▶ [Task item]: The expected answer is a bare count of the lines in the data below that contain "guarantee".
**** Source material ****
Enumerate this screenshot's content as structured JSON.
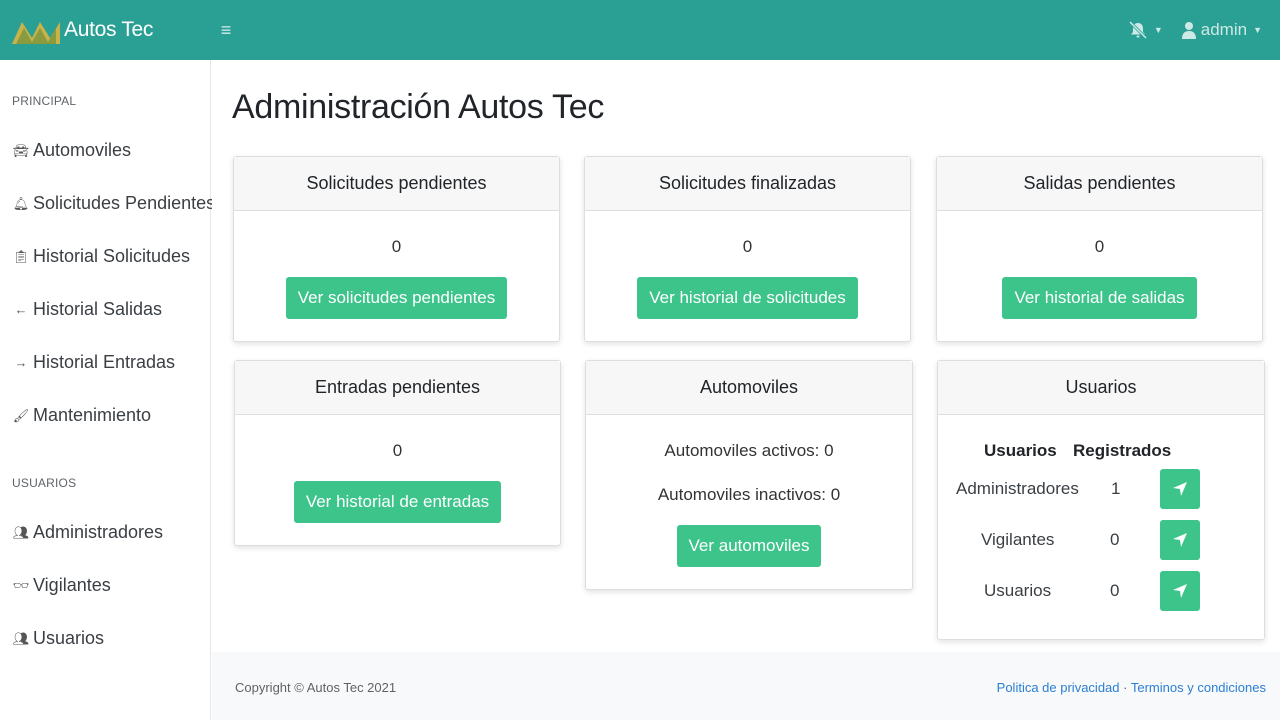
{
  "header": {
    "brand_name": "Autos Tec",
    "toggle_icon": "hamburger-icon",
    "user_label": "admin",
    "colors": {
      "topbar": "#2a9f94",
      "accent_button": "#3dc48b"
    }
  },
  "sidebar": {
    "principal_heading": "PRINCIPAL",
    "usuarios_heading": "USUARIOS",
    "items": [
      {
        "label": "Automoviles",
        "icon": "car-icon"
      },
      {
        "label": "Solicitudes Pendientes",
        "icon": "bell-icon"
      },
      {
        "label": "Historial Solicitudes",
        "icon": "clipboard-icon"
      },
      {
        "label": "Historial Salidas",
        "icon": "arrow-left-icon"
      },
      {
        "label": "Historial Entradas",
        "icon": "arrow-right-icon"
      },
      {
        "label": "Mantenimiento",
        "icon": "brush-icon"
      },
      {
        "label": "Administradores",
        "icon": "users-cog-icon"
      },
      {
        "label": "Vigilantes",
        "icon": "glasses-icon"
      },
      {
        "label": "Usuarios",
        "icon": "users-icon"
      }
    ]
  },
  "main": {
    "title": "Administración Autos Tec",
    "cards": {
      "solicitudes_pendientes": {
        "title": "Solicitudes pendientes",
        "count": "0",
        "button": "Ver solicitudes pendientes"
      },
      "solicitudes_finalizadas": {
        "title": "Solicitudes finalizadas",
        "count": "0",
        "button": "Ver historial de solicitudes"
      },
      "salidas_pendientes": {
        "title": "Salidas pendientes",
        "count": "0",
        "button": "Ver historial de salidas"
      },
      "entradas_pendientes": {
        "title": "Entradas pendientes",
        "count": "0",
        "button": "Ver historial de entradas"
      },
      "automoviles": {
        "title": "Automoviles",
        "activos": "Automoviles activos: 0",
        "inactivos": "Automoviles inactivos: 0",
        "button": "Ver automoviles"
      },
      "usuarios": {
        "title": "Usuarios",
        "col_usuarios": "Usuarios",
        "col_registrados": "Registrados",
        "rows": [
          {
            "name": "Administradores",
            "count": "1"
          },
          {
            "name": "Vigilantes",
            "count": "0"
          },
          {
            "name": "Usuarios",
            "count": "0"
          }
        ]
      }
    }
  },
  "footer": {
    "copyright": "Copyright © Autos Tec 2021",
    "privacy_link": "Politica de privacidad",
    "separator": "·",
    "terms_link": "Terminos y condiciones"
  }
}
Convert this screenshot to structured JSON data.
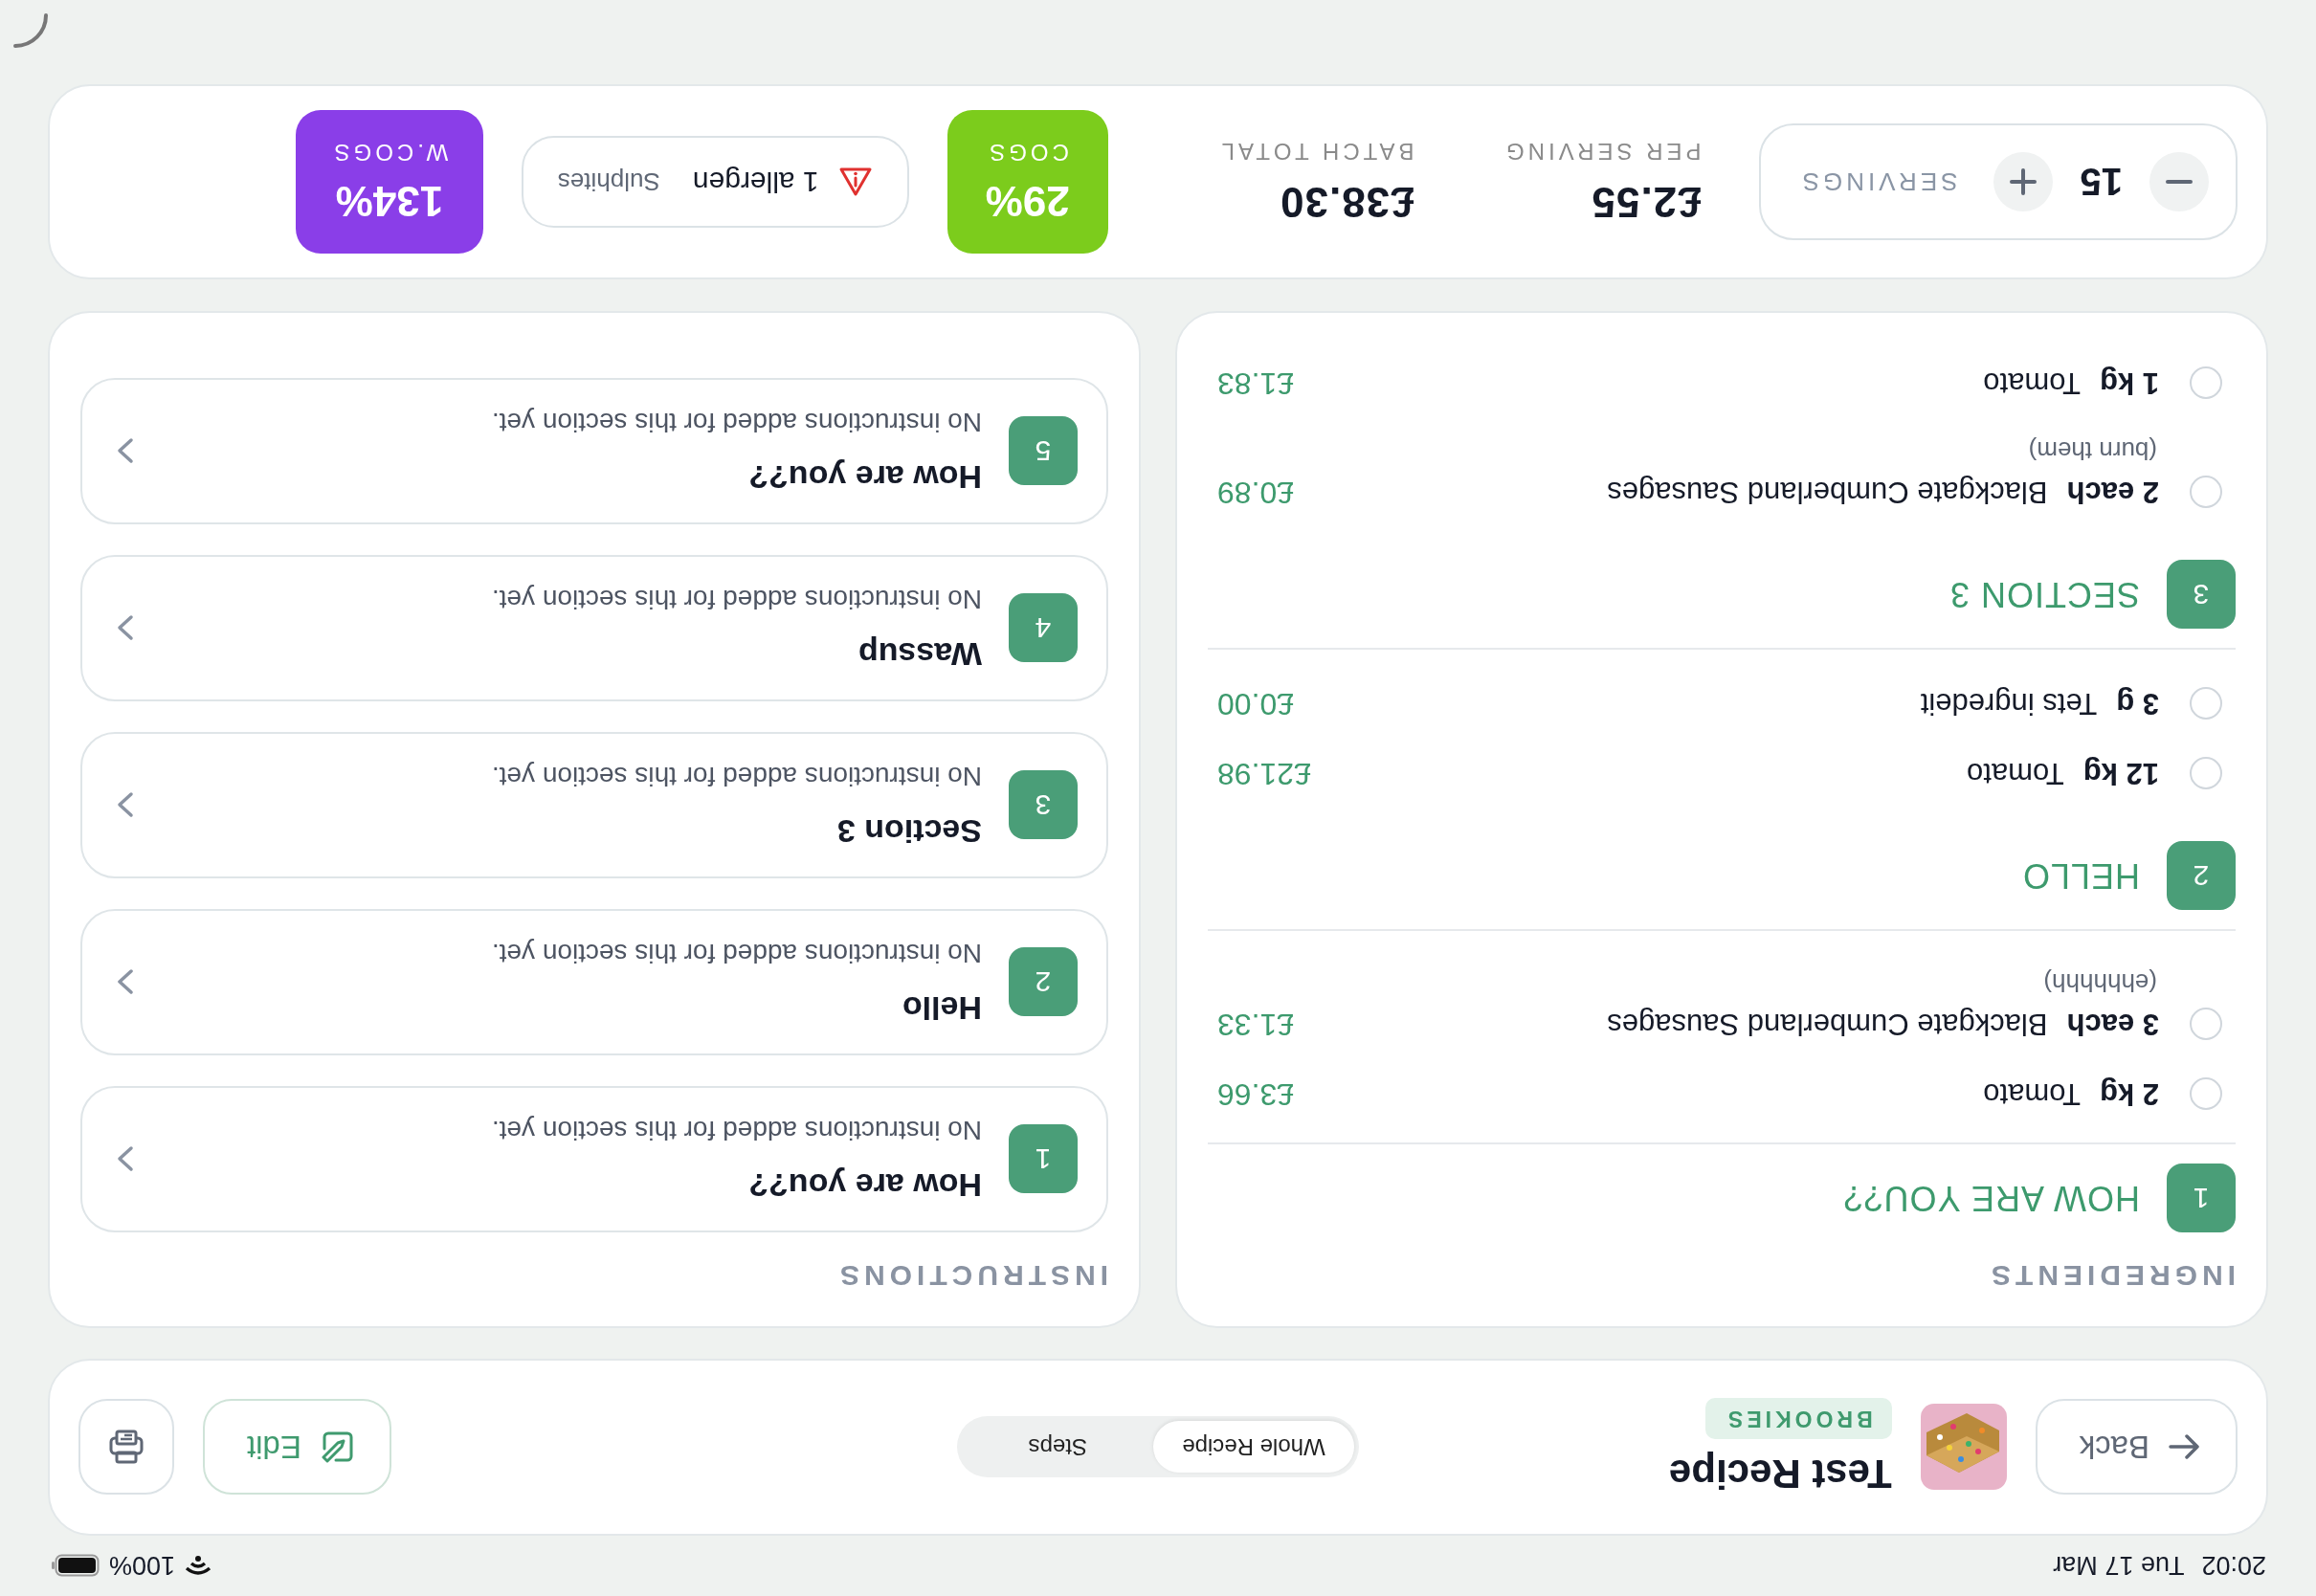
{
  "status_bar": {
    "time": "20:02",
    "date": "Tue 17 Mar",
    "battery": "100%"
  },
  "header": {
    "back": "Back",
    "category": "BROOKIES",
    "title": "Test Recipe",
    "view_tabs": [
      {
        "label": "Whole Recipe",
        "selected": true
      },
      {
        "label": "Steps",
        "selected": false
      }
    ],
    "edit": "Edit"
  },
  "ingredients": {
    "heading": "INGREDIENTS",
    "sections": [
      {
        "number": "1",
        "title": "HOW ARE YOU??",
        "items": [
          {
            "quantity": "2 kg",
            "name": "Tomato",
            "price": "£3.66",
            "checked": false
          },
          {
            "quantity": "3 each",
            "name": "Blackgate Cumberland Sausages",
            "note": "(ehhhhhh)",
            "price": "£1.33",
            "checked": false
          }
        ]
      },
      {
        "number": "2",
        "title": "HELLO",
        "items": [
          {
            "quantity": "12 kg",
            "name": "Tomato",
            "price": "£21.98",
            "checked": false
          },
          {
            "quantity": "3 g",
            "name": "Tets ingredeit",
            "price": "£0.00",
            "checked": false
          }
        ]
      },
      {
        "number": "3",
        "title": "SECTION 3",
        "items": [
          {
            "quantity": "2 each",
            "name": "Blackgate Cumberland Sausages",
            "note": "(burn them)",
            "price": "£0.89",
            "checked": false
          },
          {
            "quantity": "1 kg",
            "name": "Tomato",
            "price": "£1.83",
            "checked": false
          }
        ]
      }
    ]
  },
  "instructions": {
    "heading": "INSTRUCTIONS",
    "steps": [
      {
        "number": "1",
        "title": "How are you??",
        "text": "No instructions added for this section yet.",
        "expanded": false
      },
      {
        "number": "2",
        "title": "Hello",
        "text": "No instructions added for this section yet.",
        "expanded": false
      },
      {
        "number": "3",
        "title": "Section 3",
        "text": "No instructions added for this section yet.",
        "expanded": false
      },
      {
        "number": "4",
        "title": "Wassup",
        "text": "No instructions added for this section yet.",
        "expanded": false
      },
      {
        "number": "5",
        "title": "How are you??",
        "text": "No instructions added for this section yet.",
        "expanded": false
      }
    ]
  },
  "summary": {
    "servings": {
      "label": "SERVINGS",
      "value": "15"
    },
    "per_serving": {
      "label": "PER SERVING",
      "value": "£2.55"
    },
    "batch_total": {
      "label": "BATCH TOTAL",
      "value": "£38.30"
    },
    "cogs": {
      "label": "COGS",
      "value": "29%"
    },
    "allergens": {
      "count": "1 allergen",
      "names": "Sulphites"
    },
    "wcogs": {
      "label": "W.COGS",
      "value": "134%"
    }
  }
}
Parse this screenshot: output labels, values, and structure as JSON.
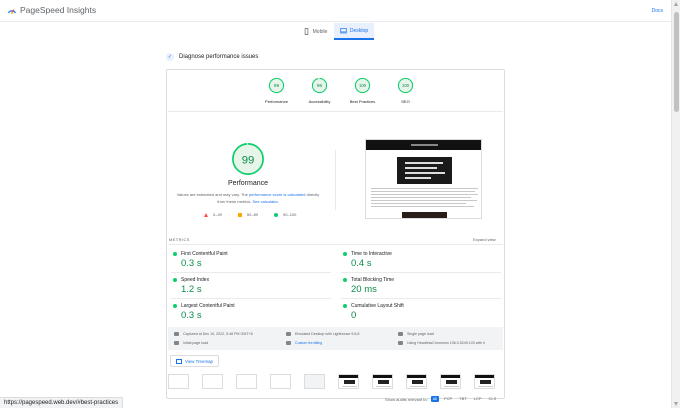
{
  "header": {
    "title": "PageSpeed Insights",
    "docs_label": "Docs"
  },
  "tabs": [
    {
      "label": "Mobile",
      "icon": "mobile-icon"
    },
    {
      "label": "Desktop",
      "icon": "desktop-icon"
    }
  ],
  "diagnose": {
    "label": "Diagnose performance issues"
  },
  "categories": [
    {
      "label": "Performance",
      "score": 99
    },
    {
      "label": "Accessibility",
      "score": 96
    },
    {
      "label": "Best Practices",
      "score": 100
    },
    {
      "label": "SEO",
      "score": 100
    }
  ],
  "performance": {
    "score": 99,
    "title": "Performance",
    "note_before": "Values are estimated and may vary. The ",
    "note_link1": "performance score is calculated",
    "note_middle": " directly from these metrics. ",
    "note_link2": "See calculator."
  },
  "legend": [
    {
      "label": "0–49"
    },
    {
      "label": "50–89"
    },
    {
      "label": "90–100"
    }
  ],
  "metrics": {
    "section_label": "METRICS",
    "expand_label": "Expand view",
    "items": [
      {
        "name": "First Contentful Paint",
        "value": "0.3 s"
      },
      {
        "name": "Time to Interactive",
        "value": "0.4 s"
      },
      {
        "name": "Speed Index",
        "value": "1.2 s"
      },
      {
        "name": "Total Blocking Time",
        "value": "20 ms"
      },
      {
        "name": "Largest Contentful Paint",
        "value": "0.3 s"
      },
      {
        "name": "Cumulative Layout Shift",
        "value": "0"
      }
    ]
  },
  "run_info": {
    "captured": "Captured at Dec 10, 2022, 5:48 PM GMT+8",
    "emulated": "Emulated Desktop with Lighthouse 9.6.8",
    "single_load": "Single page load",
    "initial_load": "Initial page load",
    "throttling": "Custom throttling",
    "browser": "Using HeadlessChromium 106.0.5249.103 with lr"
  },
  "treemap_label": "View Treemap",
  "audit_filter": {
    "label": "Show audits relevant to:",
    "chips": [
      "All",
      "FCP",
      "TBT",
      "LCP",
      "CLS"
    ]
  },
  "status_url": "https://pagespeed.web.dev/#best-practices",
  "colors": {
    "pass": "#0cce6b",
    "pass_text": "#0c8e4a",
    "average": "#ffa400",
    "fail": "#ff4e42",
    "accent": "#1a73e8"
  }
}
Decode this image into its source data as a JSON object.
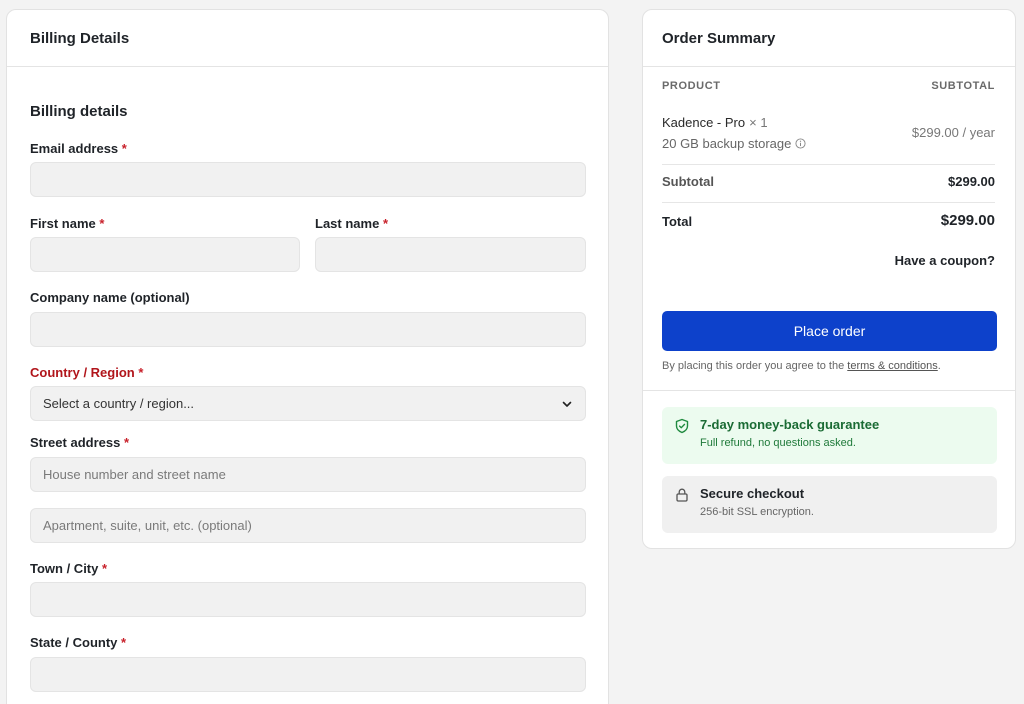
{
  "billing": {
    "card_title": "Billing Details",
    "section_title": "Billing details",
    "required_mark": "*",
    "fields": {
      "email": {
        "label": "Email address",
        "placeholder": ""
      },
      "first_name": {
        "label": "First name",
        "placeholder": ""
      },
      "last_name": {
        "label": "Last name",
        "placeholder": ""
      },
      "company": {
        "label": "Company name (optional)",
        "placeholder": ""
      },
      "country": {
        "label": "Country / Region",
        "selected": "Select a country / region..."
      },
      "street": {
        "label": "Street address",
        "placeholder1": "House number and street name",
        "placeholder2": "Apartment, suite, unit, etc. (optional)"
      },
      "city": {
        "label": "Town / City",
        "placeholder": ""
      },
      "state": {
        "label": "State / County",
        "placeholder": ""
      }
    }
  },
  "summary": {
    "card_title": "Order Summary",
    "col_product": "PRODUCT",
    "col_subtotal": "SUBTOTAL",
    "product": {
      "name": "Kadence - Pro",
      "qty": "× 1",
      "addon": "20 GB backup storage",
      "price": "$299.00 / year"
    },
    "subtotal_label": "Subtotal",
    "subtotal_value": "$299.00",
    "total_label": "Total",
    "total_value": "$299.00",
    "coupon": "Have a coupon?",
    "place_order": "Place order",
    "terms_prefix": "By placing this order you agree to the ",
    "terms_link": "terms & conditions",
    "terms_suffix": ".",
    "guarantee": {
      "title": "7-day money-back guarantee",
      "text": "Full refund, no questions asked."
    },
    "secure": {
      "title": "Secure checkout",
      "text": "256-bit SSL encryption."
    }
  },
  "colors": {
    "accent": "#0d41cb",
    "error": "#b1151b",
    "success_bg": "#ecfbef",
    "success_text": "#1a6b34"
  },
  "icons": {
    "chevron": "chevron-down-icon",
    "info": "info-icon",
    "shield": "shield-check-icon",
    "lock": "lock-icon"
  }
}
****
▶ [Solution for this task]: 2